In the material below, the lines containing the word "select" are required; copy each of them.

**** Data

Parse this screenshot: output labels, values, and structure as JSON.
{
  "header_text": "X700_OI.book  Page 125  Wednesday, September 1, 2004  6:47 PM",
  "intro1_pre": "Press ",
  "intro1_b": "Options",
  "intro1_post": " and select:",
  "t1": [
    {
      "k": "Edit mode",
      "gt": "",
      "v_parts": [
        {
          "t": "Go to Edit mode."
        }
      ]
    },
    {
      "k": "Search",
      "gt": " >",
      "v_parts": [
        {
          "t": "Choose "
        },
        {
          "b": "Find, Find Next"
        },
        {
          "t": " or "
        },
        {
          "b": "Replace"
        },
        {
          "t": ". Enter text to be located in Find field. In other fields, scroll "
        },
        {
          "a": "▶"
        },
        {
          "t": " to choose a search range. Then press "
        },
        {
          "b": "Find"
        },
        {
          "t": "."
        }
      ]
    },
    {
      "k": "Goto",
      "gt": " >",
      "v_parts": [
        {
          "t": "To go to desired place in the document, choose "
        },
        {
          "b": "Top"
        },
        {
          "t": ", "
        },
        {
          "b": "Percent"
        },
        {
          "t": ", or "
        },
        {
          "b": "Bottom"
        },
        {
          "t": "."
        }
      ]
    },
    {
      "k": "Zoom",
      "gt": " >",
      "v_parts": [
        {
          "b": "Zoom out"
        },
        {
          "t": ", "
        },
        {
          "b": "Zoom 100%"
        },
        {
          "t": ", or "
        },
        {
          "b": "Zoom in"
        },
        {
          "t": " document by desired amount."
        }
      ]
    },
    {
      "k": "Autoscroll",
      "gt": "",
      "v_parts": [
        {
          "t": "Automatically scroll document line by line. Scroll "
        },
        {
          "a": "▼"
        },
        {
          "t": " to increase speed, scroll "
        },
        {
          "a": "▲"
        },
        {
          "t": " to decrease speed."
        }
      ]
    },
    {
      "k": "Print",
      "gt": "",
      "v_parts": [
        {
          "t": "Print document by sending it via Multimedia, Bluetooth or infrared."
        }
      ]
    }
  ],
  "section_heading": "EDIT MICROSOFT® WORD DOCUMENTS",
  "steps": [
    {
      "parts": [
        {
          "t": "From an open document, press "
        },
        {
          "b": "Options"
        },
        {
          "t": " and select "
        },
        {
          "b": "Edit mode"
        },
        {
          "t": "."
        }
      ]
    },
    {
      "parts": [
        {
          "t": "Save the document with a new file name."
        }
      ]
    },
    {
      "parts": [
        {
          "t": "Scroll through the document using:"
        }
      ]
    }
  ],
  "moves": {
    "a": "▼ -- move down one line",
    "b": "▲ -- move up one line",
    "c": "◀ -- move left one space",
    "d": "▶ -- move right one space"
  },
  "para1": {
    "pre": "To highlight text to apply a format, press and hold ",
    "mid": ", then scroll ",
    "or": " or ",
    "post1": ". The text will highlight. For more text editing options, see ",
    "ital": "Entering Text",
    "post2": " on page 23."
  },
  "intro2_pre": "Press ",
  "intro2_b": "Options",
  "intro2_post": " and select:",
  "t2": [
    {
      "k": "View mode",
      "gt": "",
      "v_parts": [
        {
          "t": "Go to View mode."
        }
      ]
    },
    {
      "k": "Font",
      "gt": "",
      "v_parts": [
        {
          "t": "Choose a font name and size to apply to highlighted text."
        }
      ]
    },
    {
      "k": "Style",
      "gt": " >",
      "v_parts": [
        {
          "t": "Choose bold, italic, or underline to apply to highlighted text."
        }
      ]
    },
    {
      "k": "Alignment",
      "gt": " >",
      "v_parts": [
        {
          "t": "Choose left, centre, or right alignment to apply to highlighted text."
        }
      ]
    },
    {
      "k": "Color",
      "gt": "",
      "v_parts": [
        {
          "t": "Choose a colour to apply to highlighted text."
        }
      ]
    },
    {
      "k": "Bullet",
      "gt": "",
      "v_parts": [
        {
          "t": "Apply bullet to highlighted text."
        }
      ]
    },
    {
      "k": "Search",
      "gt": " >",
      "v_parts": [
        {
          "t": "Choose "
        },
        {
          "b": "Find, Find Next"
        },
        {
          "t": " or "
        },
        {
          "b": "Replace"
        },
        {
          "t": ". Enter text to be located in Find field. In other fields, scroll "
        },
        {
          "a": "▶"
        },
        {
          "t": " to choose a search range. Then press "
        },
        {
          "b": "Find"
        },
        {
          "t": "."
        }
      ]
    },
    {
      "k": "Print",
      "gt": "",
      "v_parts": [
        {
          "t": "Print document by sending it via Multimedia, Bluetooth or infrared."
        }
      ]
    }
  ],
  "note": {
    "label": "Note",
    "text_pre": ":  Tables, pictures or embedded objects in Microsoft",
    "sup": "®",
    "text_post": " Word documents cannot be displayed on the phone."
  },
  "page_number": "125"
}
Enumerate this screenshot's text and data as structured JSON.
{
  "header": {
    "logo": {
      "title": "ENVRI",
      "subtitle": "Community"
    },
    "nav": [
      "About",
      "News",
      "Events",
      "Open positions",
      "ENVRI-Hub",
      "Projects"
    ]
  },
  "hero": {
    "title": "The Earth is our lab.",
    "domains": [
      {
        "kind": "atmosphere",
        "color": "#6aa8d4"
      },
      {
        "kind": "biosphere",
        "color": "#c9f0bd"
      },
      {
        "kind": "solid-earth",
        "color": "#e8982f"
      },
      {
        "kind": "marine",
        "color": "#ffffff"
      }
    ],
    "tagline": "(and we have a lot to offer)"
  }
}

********

Exercise response
  "intro1_post": " and select:",
          "t": " and select "
  "intro2_post": " and select:",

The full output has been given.